### Task objective
Every line of the data should be output word for word.

### Dataset extract
----

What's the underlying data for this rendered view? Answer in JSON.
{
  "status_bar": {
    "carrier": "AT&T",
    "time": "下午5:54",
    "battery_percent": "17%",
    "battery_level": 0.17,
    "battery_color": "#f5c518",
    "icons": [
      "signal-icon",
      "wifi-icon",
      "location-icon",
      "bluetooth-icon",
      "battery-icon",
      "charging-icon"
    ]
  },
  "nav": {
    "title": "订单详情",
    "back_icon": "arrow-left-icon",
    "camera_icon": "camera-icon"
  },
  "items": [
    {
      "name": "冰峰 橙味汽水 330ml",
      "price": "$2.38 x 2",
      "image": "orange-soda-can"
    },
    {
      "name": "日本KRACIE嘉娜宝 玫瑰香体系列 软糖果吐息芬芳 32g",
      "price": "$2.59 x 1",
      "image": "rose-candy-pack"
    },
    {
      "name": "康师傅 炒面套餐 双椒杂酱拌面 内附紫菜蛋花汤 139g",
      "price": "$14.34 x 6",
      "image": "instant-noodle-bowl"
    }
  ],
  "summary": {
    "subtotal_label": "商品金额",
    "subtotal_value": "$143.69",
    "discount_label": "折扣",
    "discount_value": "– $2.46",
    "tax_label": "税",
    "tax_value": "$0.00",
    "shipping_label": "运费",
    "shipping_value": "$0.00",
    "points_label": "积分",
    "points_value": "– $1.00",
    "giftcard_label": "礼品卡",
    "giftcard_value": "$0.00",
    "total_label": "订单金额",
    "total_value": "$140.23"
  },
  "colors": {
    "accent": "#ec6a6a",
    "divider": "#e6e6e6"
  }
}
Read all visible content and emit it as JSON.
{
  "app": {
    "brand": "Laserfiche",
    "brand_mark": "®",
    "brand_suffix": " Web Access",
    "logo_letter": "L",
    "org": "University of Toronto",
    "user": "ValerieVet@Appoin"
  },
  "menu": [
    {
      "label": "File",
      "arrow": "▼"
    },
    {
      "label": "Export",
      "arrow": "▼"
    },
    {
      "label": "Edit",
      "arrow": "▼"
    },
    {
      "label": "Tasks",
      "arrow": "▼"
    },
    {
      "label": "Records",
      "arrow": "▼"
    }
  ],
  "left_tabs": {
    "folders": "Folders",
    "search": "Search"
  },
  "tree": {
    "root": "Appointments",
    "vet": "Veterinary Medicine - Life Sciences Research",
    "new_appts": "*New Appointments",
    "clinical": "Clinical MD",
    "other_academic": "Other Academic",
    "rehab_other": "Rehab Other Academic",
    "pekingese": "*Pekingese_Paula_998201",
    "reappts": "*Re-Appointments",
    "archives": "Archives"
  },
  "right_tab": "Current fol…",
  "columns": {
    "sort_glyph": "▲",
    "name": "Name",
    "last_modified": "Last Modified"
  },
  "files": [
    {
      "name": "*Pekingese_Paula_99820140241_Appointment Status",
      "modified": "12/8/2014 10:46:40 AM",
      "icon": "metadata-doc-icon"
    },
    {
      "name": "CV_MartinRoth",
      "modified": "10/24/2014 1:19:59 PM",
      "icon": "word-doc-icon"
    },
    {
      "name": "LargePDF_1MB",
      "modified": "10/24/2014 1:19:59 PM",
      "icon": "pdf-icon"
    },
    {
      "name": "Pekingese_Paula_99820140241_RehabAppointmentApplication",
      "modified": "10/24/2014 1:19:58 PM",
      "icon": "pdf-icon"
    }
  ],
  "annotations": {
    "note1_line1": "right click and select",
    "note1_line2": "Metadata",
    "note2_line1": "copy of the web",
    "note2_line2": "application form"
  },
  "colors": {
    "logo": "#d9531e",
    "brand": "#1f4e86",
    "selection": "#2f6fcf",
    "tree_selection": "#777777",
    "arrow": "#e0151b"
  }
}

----

### Solved exercise
What's the underlying data for this rendered view? Answer in JSON.
{
  "status_bar": {
    "carrier": "AT&T",
    "time": "下午5:54",
    "battery_percent": "17%",
    "battery_level": 0.17,
    "battery_color": "#f5c518",
    "icons": [
      "signal-icon",
      "wifi-icon",
      "location-icon",
      "bluetooth-icon",
      "battery-icon",
      "charging-icon"
    ]
  },
  "nav": {
    "title": "订单详情",
    "back_icon": "arrow-left-icon",
    "camera_icon": "camera-icon"
  },
  "items": [
    {
      "name": "冰峰 橙味汽水 330ml",
      "price": "$2.38 x 2",
      "image": "orange-soda-can"
    },
    {
      "name": "日本KRACIE嘉娜宝 玫瑰香体系列 软糖果吐息芬芳 32g",
      "price": "$2.59 x 1",
      "image": "rose-candy-pack"
    },
    {
      "name": "康师傅 炒面套餐 双椒杂酱拌面 内附紫菜蛋花汤 139g",
      "price": "$14.34 x 6",
      "image": "instant-noodle-bowl"
    }
  ],
  "summary": {
    "subtotal_label": "商品金额",
    "subtotal_value": "$143.69",
    "discount_label": "折扣",
    "discount_value": "– $2.46",
    "tax_label": "税",
    "tax_value": "$0.00",
    "shipping_label": "运费",
    "shipping_value": "$0.00",
    "points_label": "积分",
    "points_value": "– $1.00",
    "giftcard_label": "礼品卡",
    "giftcard_value": "$0.00",
    "total_label": "订单金额",
    "total_value": "$140.23"
  },
  "colors": {
    "accent": "#ec6a6a",
    "divider": "#e6e6e6"
  }
}
Read all visible content and emit it as JSON.
{
  "app": {
    "brand": "Laserfiche",
    "brand_mark": "®",
    "brand_suffix": " Web Access",
    "logo_letter": "L",
    "org": "University of Toronto",
    "user": "ValerieVet@Appoin"
  },
  "menu": [
    {
      "label": "File",
      "arrow": "▼"
    },
    {
      "label": "Export",
      "arrow": "▼"
    },
    {
      "label": "Edit",
      "arrow": "▼"
    },
    {
      "label": "Tasks",
      "arrow": "▼"
    },
    {
      "label": "Records",
      "arrow": "▼"
    }
  ],
  "left_tabs": {
    "folders": "Folders",
    "search": "Search"
  },
  "tree": {
    "root": "Appointments",
    "vet": "Veterinary Medicine - Life Sciences Research",
    "new_appts": "*New Appointments",
    "clinical": "Clinical MD",
    "other_academic": "Other Academic",
    "rehab_other": "Rehab Other Academic",
    "pekingese": "*Pekingese_Paula_998201",
    "reappts": "*Re-Appointments",
    "archives": "Archives"
  },
  "right_tab": "Current fol…",
  "columns": {
    "sort_glyph": "▲",
    "name": "Name",
    "last_modified": "Last Modified"
  },
  "files": [
    {
      "name": "*Pekingese_Paula_99820140241_Appointment Status",
      "modified": "12/8/2014 10:46:40 AM",
      "icon": "metadata-doc-icon"
    },
    {
      "name": "CV_MartinRoth",
      "modified": "10/24/2014 1:19:59 PM",
      "icon": "word-doc-icon"
    },
    {
      "name": "LargePDF_1MB",
      "modified": "10/24/2014 1:19:59 PM",
      "icon": "pdf-icon"
    },
    {
      "name": "Pekingese_Paula_99820140241_RehabAppointmentApplication",
      "modified": "10/24/2014 1:19:58 PM",
      "icon": "pdf-icon"
    }
  ],
  "annotations": {
    "note1_line1": "right click and select",
    "note1_line2": "Metadata",
    "note2_line1": "copy of the web",
    "note2_line2": "application form"
  },
  "colors": {
    "logo": "#d9531e",
    "brand": "#1f4e86",
    "selection": "#2f6fcf",
    "tree_selection": "#777777",
    "arrow": "#e0151b"
  }
}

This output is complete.